Is there a shorthand to refer to “all cells in a column after A3”?
However, there are techniques for making dynamic references go “all the way down”.
OFFSET() can take vertical and horizontal size parameters.
=ROWS(A:A) is perhaps easier to remember than 1048576, and will return max rows also in spreadsheet software with a different row limit.
- Row number of a certain cell is returned by
ROW(< *cell reference* >).
Together, the above functions enables creation of formulas with “variable scope”.
Would restricting conditional formatting to an expected number of cells you’re dealing with as opposed to extending to the rest of the spreadsheet result in any noticeable performance improvement?
Recalculation should not happen for cells not impacted by a change, so after initial formatting it should not be noticeable when most of the formatted cells are empty. I have done this on a fairly large scale, but not with very complex format conditions, and I did not notice any performance impact.
Note that inserting cells or pasting from other cells will most likely override existing formatting, so trusting the “format all” practice for consistency is perhaps not the best strategy. For data integrity purposes, spreadsheet software is not the best choice.

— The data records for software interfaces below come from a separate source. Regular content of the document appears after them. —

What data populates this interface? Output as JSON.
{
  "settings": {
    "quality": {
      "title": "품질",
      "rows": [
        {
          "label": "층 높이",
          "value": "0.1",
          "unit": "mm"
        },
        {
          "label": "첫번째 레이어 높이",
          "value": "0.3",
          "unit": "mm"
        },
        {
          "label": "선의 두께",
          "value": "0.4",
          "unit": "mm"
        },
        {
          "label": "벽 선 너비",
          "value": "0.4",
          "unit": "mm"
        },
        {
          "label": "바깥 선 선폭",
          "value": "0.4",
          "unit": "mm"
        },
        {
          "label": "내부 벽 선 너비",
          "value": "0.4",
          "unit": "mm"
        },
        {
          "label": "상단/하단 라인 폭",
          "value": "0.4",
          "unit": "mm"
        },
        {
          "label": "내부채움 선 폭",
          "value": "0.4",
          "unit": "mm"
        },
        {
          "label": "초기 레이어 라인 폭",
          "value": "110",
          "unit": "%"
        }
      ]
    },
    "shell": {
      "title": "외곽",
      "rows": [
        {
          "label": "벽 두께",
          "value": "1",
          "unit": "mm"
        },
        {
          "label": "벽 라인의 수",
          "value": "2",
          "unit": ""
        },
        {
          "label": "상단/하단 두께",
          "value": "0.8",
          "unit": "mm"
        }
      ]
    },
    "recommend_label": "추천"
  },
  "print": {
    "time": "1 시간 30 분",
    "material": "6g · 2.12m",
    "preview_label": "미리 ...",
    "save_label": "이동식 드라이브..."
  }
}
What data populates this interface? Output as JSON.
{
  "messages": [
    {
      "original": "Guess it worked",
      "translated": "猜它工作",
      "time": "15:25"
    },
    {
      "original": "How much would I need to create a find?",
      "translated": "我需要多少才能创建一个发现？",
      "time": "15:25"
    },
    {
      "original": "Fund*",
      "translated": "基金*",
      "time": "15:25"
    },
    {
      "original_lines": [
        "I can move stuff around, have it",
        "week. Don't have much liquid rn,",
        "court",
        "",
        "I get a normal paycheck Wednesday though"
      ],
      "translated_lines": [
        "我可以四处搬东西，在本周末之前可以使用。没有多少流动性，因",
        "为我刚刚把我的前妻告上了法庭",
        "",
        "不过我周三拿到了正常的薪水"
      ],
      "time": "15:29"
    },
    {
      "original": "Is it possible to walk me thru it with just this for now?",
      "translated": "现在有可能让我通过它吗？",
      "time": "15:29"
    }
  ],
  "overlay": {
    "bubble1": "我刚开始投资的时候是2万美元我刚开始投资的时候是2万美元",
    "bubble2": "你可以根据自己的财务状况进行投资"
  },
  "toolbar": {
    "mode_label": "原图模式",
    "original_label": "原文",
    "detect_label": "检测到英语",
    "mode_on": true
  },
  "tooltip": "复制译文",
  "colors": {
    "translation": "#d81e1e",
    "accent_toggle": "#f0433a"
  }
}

Is it good practice to default to using relative reference and use absolute reference as necessary or the other way around for most typical workflows/data?
It is good practice to always understand what kind of data relationships you are working with, and address it accordingly.
- When your formulas are in a table and reference other elements of the same table, relative references are usually fine.
- When your formulas reference data from a table from outside the table, absolute references may be the way to go. Most likely you should use some kind of lookup to the table range, which should be referenced with absolute address. A named range is very useful.
- When your formulas reference constants, absolute references are usually fine.
- In a significant number of cases, mixed references will be required.
- In many cases, in particular when data is routinely reorganized (sorting, filtering, pivot tables), you need to use lookup/redirection functions.
Those are “best fit” guides, as far as I can provide. There will be exceptions. There is no fixed and settled answer for every computation model. You need to think for yourself. No safe shortcuts. Sorry!